The Ofﬁcial version (pieced together later):
At approximately 5 p.m. on a Chicago weekday the suspect, a white male, mid-thirties, of questionable ﬁtness, met with an unexpected event. The suspect was then missing for a period of four hours, before being discovered standing on the street corner by the building where he enjoyed employment. The subject was discovered in a state of confusion, unable to recognize those he shared the past few years of his life with.
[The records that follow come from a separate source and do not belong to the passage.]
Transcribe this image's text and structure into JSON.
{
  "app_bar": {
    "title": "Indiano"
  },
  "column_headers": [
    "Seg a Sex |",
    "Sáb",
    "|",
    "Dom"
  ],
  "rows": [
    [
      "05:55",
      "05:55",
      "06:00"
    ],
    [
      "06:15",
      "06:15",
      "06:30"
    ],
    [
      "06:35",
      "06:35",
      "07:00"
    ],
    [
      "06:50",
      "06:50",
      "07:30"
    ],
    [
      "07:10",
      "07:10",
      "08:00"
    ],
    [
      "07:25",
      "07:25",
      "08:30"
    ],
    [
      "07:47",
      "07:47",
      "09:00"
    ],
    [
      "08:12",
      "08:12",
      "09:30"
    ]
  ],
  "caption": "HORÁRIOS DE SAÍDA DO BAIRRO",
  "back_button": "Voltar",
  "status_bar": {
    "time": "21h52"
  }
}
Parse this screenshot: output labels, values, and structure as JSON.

The subject was then taken by a lily white companion to a local hospital emergency room. He immediately approached the ER RN and informed her that he had gotten into a bike accident. The subject prided himself on being a take charge kind of guy in emergency situations. The RN responded by asking what happened and what his injuries were. He responded with a dramatic pause and an earnest “I don’t know”. The RN responded by wanting to kick the subject out of said emergency room until the aforementioned lily white companion mentioned the words head injury, and the subject was strapped down, swept off, and treated to a ceiling scene of whirling ﬂuorescence. And the belly of blinking burping machines.
Subject was stationed in a curtained section of the emergency care ward. The individuals on the other side of the curtains were dealing with a gunshot wound, and stab wounds- from a broken bottle ﬁght (yes, those exist). The man with the bottle wounds was going to have his prostate examined, but was too drunk to understand the explanatory warning from the physicians. (Imagine that guy’s day – stabbed by a buddy with a bottle, ruining a perfectly good evening, and then boom- some stranger’s ﬁnger up your butt.)
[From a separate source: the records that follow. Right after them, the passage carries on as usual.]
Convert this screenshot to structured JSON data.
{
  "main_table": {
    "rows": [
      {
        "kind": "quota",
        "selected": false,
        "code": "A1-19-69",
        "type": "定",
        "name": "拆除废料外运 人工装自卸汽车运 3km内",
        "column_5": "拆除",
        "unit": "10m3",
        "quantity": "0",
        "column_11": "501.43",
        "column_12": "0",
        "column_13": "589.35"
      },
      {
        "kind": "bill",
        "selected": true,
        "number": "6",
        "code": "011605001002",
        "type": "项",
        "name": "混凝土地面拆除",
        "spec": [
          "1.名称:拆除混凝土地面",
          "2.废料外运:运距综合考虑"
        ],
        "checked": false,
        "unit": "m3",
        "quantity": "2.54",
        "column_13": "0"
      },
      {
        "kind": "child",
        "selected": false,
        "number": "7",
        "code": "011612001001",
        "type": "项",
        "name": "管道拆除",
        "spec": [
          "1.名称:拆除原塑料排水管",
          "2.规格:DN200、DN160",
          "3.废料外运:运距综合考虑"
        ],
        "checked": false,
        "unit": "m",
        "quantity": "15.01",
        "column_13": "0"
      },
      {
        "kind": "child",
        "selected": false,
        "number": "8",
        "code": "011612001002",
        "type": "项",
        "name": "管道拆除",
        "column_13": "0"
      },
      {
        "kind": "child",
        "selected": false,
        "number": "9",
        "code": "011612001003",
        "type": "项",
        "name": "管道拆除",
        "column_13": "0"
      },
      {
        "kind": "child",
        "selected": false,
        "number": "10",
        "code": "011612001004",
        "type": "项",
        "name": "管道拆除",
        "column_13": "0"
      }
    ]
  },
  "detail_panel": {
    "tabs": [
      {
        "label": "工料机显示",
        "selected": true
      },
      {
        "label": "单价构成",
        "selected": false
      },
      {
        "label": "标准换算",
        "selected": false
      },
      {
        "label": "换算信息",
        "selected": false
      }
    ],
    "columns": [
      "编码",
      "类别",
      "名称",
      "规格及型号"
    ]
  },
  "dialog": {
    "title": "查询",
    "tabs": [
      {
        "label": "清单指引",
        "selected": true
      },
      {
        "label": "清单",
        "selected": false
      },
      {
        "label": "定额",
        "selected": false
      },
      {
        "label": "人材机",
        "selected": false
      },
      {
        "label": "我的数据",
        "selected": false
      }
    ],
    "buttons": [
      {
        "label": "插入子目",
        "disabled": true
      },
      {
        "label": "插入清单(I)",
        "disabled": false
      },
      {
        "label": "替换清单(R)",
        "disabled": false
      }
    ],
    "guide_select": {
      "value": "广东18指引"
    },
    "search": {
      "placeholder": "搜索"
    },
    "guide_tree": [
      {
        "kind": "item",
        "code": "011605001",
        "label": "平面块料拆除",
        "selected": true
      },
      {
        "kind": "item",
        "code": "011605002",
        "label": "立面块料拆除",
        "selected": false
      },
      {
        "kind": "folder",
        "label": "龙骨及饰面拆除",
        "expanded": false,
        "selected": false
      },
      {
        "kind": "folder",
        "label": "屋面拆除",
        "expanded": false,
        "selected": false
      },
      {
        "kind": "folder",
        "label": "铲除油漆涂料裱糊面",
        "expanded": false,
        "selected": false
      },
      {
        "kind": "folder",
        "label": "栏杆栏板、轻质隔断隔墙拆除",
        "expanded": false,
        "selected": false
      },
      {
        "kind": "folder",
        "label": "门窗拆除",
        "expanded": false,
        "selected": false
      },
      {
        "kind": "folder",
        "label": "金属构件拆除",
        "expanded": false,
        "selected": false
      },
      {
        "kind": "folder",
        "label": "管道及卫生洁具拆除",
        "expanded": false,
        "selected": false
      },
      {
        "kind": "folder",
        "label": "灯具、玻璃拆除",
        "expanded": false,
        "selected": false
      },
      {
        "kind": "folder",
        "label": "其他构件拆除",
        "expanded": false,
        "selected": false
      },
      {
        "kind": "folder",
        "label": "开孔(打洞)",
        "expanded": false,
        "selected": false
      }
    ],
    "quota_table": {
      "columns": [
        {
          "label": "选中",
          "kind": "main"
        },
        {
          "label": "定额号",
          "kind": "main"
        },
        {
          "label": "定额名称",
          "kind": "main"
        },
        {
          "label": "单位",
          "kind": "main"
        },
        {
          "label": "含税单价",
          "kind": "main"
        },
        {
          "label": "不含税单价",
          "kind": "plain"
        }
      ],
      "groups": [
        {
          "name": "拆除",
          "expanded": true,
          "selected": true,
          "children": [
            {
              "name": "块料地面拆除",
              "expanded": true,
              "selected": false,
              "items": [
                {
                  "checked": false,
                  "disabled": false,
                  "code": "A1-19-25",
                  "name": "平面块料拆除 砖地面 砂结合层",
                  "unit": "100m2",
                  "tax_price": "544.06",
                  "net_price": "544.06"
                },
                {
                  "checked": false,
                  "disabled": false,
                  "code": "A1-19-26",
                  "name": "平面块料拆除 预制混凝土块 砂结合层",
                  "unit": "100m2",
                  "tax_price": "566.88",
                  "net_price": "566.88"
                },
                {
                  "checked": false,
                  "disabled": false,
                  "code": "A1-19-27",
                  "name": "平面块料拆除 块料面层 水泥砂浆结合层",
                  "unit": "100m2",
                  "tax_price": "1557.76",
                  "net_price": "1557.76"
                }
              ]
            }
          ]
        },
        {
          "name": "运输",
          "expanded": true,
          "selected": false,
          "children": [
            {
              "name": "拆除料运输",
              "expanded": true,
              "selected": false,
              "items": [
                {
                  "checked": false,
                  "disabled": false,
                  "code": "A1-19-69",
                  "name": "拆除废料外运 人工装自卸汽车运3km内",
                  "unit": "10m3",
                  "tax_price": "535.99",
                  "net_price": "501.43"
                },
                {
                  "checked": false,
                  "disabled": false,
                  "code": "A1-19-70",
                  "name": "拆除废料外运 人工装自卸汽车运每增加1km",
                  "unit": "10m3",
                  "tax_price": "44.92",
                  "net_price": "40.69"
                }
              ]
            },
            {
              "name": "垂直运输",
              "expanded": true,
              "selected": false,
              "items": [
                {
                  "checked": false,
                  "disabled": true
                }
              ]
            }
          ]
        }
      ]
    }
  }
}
The subject did not know what year it was. The subject’s brain continued to swell in its conﬁned brain case. His consciousness shrank to smaller and smaller intervals, plateauing at around thirty seconds. At the reset of each loop of memory, the subject would greet waking to the world with the exact same reactions. Every thirty seconds would go like this.
1. Question: What happened. (Subject would be informed that he crashed his bike.)
2. Question/Statement: How bad is it, it’s bad isn’t it. That seems bad. Dramatic TV doctor slow shake of the head.
3. Urgent Question: Where’s my bike. (More like, WHERE’S MY BIKE.) Informed of its safety. Relief.
4. Sly look, noticing my billowing ass-less hospital gown, and then: Penis joke.
5. Restart consciousness.
(Here’s the thing- upon “waking up”, not only was my thought process exactly the same, but the delivery of those thoughts were exactly the same. The same facial expressions. The same tenor of concern for my bike. The same grim acceptance to the delivery of bad news. The exact same sly look- not only as I delivered a penis joke, but also as I thought of it.
Or let me put it this way, when my brain was repeatedly presented with the same set of data, it responded by sending electricity down the exact same sequence of neural synapses. It chose the exact same path, every time. We are who we are.
And all that is ﬁne, except that by the second hour of this looped existence, my lily white companion was laughing hysterically at my joke. Not because it was good, but because as she anticipated it, and watched me go through the mechanism of its genesis, she couldn’t help but let the laughter spill out early. And I thought I was killing it. Every damn time.
There’s nothing worse than not being in on a joke.)
Subject was held for the night and released the following morning.
I hum merrily merrily life is but a dream at least two times a week. I lost little super hero tricks like knowing the exact last word I left off on in a book, even years later. Or being able to place faces instantly. Knowing all the movies an actor was in.
I’ve lost little not so super tricks like remembering my phone number. And trusting my version of events. And hoping to someday not have dementia.
I also got a glimpse at the core of me, and this is what I learned: At heart, I am a soap opera doctor. I dearly dearly dearly love my bicycle. And I, apparently, will turn to the great face of oblivion and immediately tell a dick joke. I honestly don’t know how to feel about that.